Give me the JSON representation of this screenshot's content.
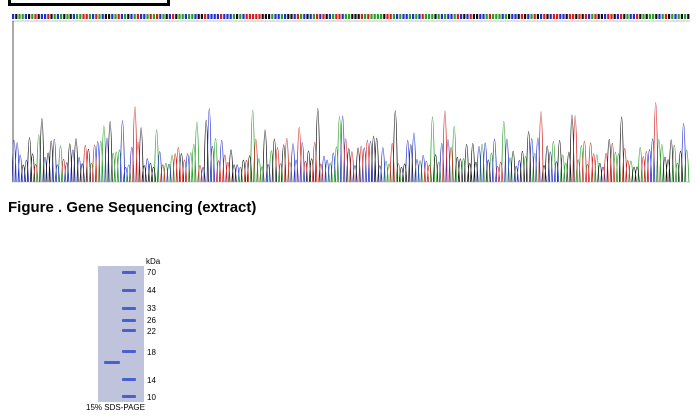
{
  "figure": {
    "caption": "Figure . Gene Sequencing (extract)"
  },
  "chromatogram": {
    "colors": {
      "A": "#2b9b2b",
      "C": "#2030c8",
      "G": "#111111",
      "T": "#d02020"
    },
    "icon": "dna-chromatogram"
  },
  "gel": {
    "unit": "kDa",
    "markers": [
      "70",
      "44",
      "33",
      "26",
      "22",
      "18",
      "14",
      "10"
    ],
    "label": "15% SDS-PAGE",
    "band_color": "#4a5fd0",
    "gel_color": "#bfc4dc"
  }
}
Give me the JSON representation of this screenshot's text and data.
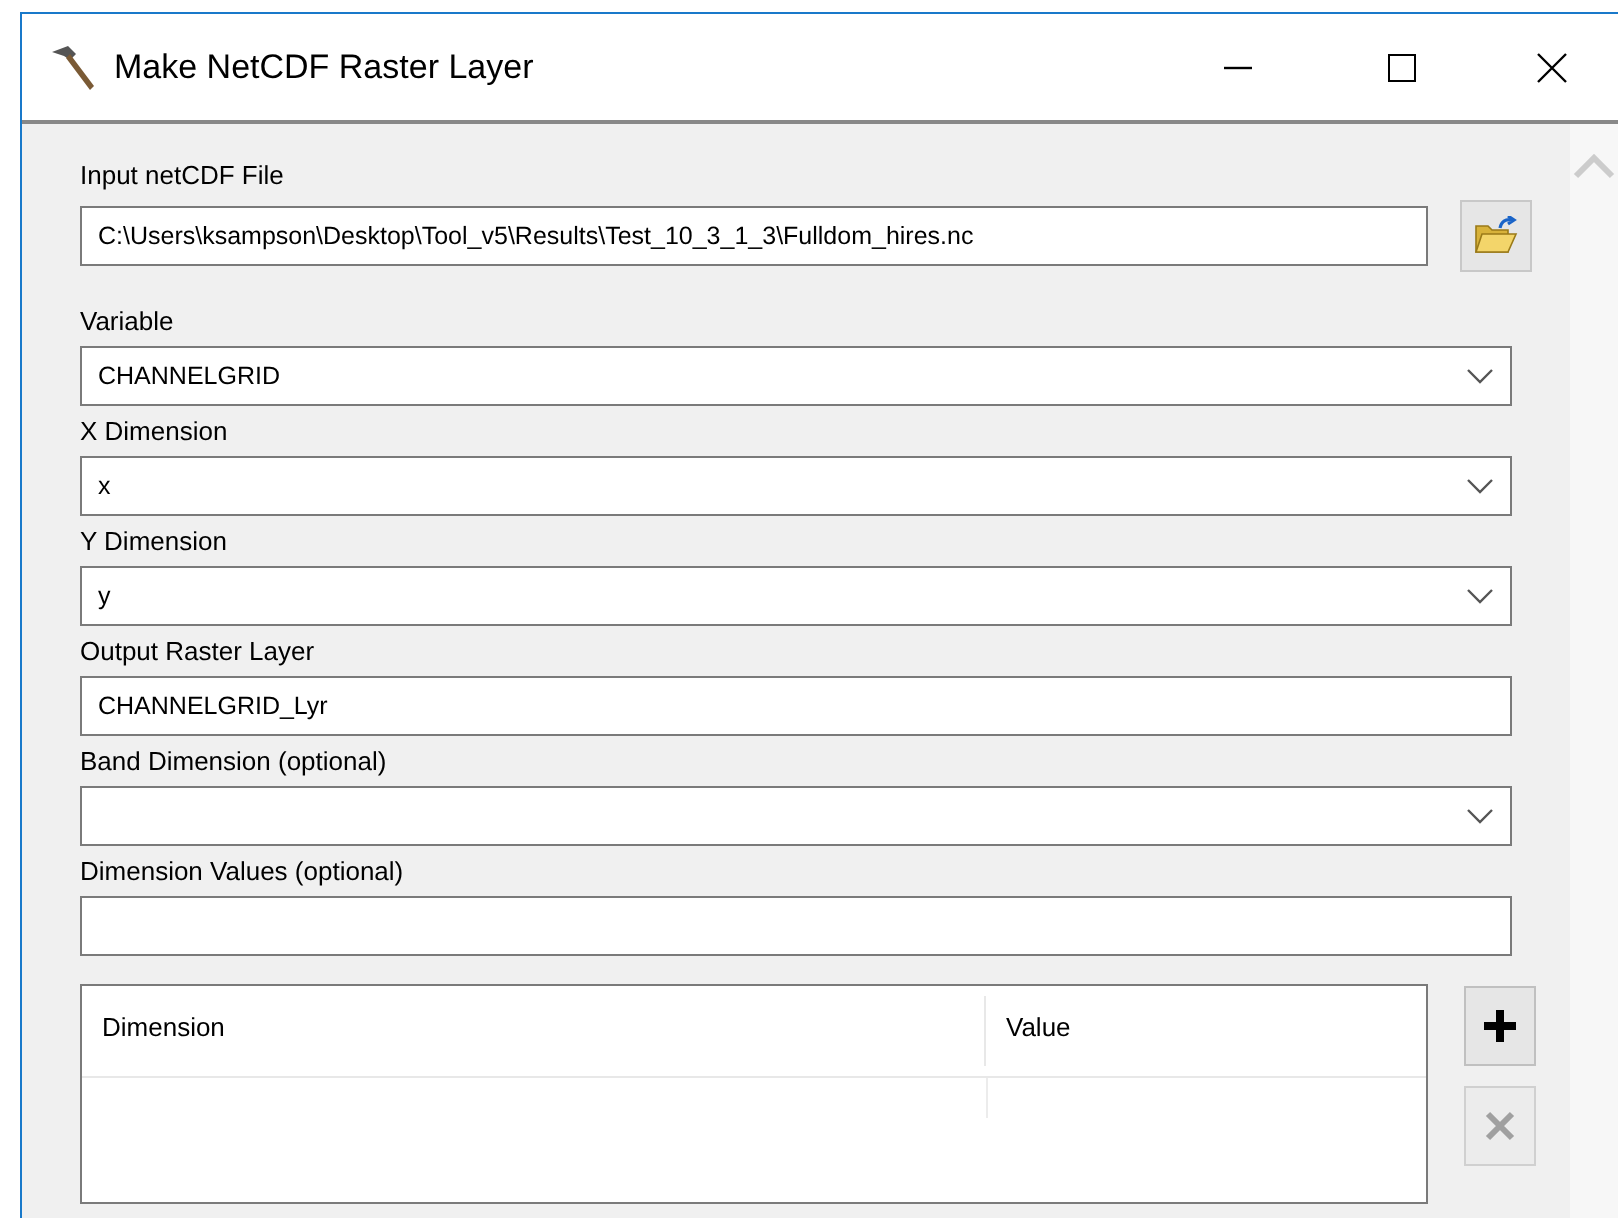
{
  "window": {
    "title": "Make NetCDF Raster Layer"
  },
  "params": [
    {
      "label": "Input netCDF File",
      "kind": "file",
      "value": "C:\\Users\\ksampson\\Desktop\\Tool_v5\\Results\\Test_10_3_1_3\\Fulldom_hires.nc"
    },
    {
      "label": "Variable",
      "kind": "dropdown",
      "value": "CHANNELGRID"
    },
    {
      "label": "X Dimension",
      "kind": "dropdown",
      "value": "x"
    },
    {
      "label": "Y Dimension",
      "kind": "dropdown",
      "value": "y"
    },
    {
      "label": "Output Raster Layer",
      "kind": "text",
      "value": "CHANNELGRID_Lyr"
    },
    {
      "label": "Band Dimension (optional)",
      "kind": "dropdown"
    },
    {
      "label": "Dimension Values (optional)",
      "kind": "text"
    }
  ],
  "table": {
    "columns": [
      "Dimension",
      "Value"
    ]
  },
  "table_buttons": [
    {
      "kind": "add",
      "disabled": false
    },
    {
      "kind": "remove",
      "disabled": true
    }
  ]
}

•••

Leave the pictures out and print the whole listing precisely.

Give me the JSON representation of this screenshot's content.
{
  "figure": {
    "caption": "Figure . Gene Sequencing (extract)"
  },
  "chromatogram": {
    "colors": {
      "A": "#2b9b2b",
      "C": "#2030c8",
      "G": "#111111",
      "T": "#d02020"
    },
    "icon": "dna-chromatogram"
  },
  "gel": {
    "unit": "kDa",
    "markers": [
      "70",
      "44",
      "33",
      "26",
      "22",
      "18",
      "14",
      "10"
    ],
    "label": "15% SDS-PAGE",
    "band_color": "#4a5fd0",
    "gel_color": "#bfc4dc"
  }
}
Give me the JSON representation of this screenshot's text and data.
{
  "window": {
    "title": "Make NetCDF Raster Layer"
  },
  "params": [
    {
      "label": "Input netCDF File",
      "kind": "file",
      "value": "C:\\Users\\ksampson\\Desktop\\Tool_v5\\Results\\Test_10_3_1_3\\Fulldom_hires.nc"
    },
    {
      "label": "Variable",
      "kind": "dropdown",
      "value": "CHANNELGRID"
    },
    {
      "label": "X Dimension",
      "kind": "dropdown",
      "value": "x"
    },
    {
      "label": "Y Dimension",
      "kind": "dropdown",
      "value": "y"
    },
    {
      "label": "Output Raster Layer",
      "kind": "text",
      "value": "CHANNELGRID_Lyr"
    },
    {
      "label": "Band Dimension (optional)",
      "kind": "dropdown"
    },
    {
      "label": "Dimension Values (optional)",
      "kind": "text"
    }
  ],
  "table": {
    "columns": [
      "Dimension",
      "Value"
    ]
  },
  "table_buttons": [
    {
      "kind": "add",
      "disabled": false
    },
    {
      "kind": "remove",
      "disabled": true
    }
  ]
}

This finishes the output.